### ACTIVITY
Going through the data below, copy out each line where the word "Microsoft" shows up.

### ENTRIES PROVIDED
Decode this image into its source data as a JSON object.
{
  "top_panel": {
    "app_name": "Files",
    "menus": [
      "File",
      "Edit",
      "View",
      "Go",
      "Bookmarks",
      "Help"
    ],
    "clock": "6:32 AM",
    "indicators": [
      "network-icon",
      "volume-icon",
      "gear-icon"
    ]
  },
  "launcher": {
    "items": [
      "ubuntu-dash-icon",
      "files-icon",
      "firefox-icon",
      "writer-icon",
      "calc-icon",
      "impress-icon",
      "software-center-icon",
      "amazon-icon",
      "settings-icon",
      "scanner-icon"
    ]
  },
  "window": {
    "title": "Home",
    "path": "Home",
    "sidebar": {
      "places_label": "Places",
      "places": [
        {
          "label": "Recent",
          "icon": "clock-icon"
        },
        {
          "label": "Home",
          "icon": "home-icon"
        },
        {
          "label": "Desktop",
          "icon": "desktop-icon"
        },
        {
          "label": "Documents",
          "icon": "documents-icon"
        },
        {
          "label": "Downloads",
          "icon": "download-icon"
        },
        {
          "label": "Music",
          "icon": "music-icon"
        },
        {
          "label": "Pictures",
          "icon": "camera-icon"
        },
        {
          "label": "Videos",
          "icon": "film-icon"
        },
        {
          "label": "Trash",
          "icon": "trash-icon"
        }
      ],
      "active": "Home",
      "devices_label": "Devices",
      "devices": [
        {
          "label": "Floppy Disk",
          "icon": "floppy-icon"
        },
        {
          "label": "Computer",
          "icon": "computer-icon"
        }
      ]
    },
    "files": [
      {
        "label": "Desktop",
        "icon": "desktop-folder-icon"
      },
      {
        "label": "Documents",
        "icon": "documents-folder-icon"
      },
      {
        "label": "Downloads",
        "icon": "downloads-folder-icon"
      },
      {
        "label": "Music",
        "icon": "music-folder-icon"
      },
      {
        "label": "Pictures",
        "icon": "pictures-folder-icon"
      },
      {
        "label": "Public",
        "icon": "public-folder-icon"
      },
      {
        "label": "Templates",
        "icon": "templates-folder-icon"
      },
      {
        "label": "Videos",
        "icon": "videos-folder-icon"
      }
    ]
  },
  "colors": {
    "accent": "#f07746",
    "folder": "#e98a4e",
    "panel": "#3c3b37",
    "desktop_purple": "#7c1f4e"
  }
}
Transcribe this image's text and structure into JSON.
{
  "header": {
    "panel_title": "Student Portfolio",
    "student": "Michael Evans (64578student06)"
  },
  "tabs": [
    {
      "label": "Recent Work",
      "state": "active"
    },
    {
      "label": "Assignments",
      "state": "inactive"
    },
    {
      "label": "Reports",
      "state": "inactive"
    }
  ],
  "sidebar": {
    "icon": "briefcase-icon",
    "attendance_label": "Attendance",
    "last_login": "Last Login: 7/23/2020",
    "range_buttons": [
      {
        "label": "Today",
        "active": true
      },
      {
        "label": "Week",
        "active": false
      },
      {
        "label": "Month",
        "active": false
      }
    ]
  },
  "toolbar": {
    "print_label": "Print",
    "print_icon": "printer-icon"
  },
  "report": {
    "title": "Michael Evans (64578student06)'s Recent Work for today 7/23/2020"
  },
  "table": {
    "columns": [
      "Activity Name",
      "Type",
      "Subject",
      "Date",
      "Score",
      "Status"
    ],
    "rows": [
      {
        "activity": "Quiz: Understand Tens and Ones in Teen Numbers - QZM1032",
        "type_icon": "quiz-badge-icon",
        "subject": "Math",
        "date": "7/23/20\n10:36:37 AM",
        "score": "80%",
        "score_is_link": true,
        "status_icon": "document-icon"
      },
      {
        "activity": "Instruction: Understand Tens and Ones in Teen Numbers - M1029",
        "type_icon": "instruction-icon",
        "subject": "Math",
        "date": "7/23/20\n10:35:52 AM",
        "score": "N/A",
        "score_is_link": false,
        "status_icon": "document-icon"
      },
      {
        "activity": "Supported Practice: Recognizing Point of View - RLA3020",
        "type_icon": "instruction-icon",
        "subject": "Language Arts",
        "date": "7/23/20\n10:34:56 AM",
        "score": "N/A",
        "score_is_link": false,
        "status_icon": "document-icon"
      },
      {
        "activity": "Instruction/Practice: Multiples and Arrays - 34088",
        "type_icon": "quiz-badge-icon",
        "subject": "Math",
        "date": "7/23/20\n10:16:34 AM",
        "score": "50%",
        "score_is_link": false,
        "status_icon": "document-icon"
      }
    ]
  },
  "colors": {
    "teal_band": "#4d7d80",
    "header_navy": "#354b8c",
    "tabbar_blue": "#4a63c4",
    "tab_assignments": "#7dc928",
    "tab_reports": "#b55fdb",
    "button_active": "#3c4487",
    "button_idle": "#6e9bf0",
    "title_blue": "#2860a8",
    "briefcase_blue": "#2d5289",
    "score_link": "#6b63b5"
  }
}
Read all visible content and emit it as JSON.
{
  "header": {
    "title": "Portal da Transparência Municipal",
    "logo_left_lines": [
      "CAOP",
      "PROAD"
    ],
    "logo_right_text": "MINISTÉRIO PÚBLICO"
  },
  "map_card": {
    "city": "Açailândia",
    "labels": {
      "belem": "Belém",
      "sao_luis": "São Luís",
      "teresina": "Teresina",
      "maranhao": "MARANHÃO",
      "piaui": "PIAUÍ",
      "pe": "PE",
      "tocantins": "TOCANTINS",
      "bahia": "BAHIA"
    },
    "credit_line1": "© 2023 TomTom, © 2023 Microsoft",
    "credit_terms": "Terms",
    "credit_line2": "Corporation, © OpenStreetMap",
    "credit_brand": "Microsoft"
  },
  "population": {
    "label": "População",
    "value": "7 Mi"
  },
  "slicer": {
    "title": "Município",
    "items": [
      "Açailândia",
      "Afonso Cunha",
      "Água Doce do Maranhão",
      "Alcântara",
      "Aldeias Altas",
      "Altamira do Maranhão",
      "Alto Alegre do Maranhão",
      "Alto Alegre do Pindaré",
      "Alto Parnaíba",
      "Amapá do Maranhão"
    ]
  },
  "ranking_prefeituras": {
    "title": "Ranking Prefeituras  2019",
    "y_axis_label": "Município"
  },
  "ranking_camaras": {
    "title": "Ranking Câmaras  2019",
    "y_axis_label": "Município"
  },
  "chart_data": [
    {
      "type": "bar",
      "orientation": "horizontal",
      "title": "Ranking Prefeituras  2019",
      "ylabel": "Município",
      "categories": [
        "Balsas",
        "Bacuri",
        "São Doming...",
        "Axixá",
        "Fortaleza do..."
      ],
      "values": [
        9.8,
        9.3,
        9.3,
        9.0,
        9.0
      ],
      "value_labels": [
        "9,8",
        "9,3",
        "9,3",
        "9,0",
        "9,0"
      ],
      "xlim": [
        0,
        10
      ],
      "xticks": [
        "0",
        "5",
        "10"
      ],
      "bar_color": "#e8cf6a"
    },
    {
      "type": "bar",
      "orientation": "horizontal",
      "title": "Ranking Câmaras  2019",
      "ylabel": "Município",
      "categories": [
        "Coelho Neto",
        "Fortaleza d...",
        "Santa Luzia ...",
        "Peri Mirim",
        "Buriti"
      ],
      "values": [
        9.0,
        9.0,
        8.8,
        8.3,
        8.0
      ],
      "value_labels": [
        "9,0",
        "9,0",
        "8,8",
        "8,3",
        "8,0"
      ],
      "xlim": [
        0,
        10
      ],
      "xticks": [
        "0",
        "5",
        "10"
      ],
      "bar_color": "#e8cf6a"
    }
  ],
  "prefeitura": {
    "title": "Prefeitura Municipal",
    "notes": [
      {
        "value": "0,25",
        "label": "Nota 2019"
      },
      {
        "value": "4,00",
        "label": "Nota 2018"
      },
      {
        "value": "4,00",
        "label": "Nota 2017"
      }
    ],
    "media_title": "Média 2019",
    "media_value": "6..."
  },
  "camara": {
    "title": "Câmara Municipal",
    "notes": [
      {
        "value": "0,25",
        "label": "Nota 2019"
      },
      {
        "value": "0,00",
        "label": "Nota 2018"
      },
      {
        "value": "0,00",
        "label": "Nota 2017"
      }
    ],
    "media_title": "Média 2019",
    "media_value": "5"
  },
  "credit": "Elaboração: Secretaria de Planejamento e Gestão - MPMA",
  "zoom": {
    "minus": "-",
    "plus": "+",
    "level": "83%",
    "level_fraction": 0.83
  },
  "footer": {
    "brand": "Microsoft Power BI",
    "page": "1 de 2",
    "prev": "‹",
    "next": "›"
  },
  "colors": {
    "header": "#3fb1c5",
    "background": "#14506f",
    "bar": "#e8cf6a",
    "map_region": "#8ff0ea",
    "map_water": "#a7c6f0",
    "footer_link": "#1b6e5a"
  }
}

### REPLY TO THE TASK
    "credit_line1": "© 2023 TomTom, © 2023 Microsoft",
    "credit_brand": "Microsoft"
    "brand": "Microsoft Power BI",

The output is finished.